### Your task
To complete this task, print all the data below exactly but leave out the images.

Material supplied section start

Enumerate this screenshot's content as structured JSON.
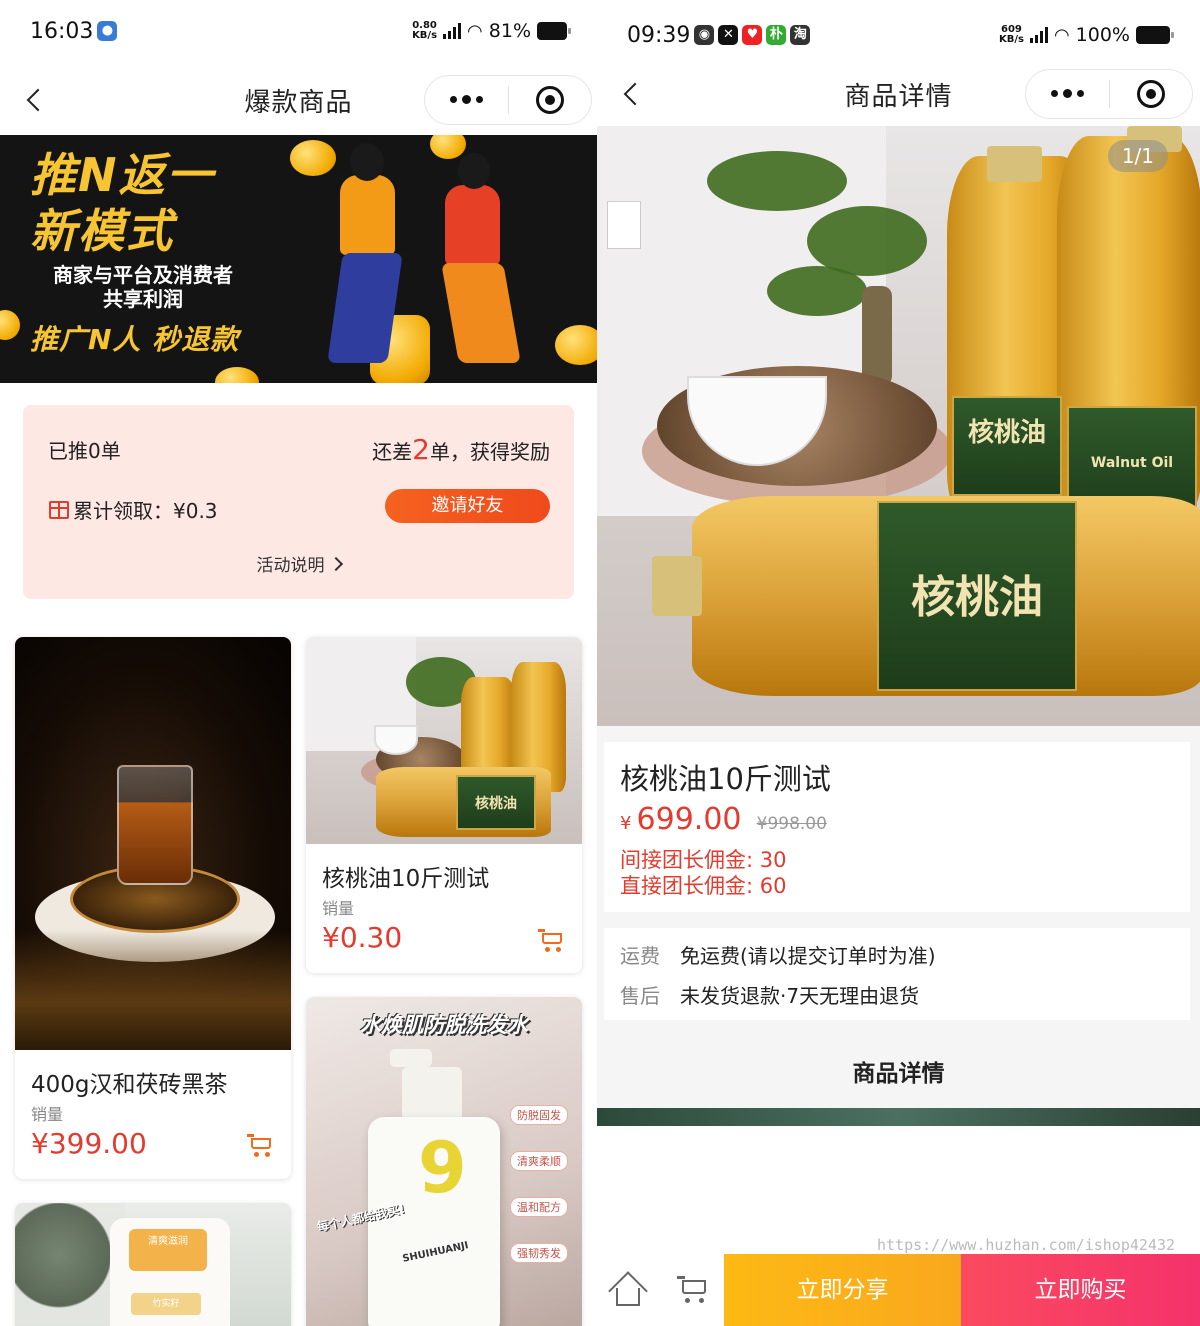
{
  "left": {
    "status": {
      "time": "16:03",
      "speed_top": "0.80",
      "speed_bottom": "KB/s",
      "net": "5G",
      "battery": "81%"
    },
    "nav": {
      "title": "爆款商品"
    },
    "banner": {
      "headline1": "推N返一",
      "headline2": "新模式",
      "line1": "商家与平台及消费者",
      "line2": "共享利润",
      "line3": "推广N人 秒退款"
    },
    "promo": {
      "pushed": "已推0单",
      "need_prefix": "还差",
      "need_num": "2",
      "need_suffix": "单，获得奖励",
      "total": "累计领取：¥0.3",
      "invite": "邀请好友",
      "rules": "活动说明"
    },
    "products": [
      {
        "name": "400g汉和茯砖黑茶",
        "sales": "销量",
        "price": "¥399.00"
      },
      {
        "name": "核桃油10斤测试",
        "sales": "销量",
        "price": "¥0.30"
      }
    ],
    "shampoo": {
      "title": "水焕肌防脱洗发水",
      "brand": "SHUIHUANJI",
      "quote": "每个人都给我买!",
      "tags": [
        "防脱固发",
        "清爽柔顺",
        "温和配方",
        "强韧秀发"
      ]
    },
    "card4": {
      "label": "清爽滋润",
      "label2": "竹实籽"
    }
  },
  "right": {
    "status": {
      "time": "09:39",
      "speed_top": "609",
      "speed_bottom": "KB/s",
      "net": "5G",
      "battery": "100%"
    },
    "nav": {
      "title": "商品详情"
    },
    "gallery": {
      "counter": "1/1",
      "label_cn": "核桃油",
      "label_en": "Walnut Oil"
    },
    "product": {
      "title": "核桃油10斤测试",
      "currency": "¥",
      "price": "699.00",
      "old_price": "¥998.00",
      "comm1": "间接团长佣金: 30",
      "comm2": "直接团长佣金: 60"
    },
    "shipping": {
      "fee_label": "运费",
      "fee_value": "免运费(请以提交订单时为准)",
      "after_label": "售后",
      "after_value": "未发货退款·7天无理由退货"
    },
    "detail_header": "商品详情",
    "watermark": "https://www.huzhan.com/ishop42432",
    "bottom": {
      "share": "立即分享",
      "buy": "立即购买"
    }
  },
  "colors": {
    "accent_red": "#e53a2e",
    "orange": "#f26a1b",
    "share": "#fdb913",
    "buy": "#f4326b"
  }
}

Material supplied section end

### Response to the task
Enumerate this screenshot's content as structured JSON.
{
  "left": {
    "status": {
      "time": "16:03",
      "speed_top": "0.80",
      "speed_bottom": "KB/s",
      "net": "5G",
      "battery": "81%"
    },
    "nav": {
      "title": "爆款商品"
    },
    "banner": {
      "headline1": "推N返一",
      "headline2": "新模式",
      "line1": "商家与平台及消费者",
      "line2": "共享利润",
      "line3": "推广N人 秒退款"
    },
    "promo": {
      "pushed": "已推0单",
      "need_prefix": "还差",
      "need_num": "2",
      "need_suffix": "单，获得奖励",
      "total": "累计领取：¥0.3",
      "invite": "邀请好友",
      "rules": "活动说明"
    },
    "products": [
      {
        "name": "400g汉和茯砖黑茶",
        "sales": "销量",
        "price": "¥399.00"
      },
      {
        "name": "核桃油10斤测试",
        "sales": "销量",
        "price": "¥0.30"
      }
    ],
    "shampoo": {
      "title": "水焕肌防脱洗发水",
      "brand": "SHUIHUANJI",
      "quote": "每个人都给我买!",
      "tags": [
        "防脱固发",
        "清爽柔顺",
        "温和配方",
        "强韧秀发"
      ]
    },
    "card4": {
      "label": "清爽滋润",
      "label2": "竹实籽"
    }
  },
  "right": {
    "status": {
      "time": "09:39",
      "speed_top": "609",
      "speed_bottom": "KB/s",
      "net": "5G",
      "battery": "100%"
    },
    "nav": {
      "title": "商品详情"
    },
    "gallery": {
      "counter": "1/1",
      "label_cn": "核桃油",
      "label_en": "Walnut Oil"
    },
    "product": {
      "title": "核桃油10斤测试",
      "currency": "¥",
      "price": "699.00",
      "old_price": "¥998.00",
      "comm1": "间接团长佣金: 30",
      "comm2": "直接团长佣金: 60"
    },
    "shipping": {
      "fee_label": "运费",
      "fee_value": "免运费(请以提交订单时为准)",
      "after_label": "售后",
      "after_value": "未发货退款·7天无理由退货"
    },
    "detail_header": "商品详情",
    "watermark": "https://www.huzhan.com/ishop42432",
    "bottom": {
      "share": "立即分享",
      "buy": "立即购买"
    }
  },
  "colors": {
    "accent_red": "#e53a2e",
    "orange": "#f26a1b",
    "share": "#fdb913",
    "buy": "#f4326b"
  }
}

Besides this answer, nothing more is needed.